*Requirement*. Restate each entry word for word, leaving nothing out.

(Supplied entries Opens)

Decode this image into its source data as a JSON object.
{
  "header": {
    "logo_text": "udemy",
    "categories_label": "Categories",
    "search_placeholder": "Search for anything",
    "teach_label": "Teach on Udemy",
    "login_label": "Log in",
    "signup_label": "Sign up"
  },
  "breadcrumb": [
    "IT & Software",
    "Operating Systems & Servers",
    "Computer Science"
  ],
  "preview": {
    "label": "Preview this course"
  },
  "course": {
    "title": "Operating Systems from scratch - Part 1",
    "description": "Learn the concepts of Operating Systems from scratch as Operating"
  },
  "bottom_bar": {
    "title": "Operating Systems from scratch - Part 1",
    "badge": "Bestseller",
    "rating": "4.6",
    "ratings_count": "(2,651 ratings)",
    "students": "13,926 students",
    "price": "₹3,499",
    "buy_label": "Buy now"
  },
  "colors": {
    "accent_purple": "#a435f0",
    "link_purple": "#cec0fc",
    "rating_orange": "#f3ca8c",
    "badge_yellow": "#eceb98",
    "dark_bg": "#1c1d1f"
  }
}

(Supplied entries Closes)

*Completed task*.
Decode this image into its source data as a JSON object.
{
  "header": {
    "logo_text": "udemy",
    "categories_label": "Categories",
    "search_placeholder": "Search for anything",
    "teach_label": "Teach on Udemy",
    "login_label": "Log in",
    "signup_label": "Sign up"
  },
  "breadcrumb": [
    "IT & Software",
    "Operating Systems & Servers",
    "Computer Science"
  ],
  "preview": {
    "label": "Preview this course"
  },
  "course": {
    "title": "Operating Systems from scratch - Part 1",
    "description": "Learn the concepts of Operating Systems from scratch as Operating"
  },
  "bottom_bar": {
    "title": "Operating Systems from scratch - Part 1",
    "badge": "Bestseller",
    "rating": "4.6",
    "ratings_count": "(2,651 ratings)",
    "students": "13,926 students",
    "price": "₹3,499",
    "buy_label": "Buy now"
  },
  "colors": {
    "accent_purple": "#a435f0",
    "link_purple": "#cec0fc",
    "rating_orange": "#f3ca8c",
    "badge_yellow": "#eceb98",
    "dark_bg": "#1c1d1f"
  }
}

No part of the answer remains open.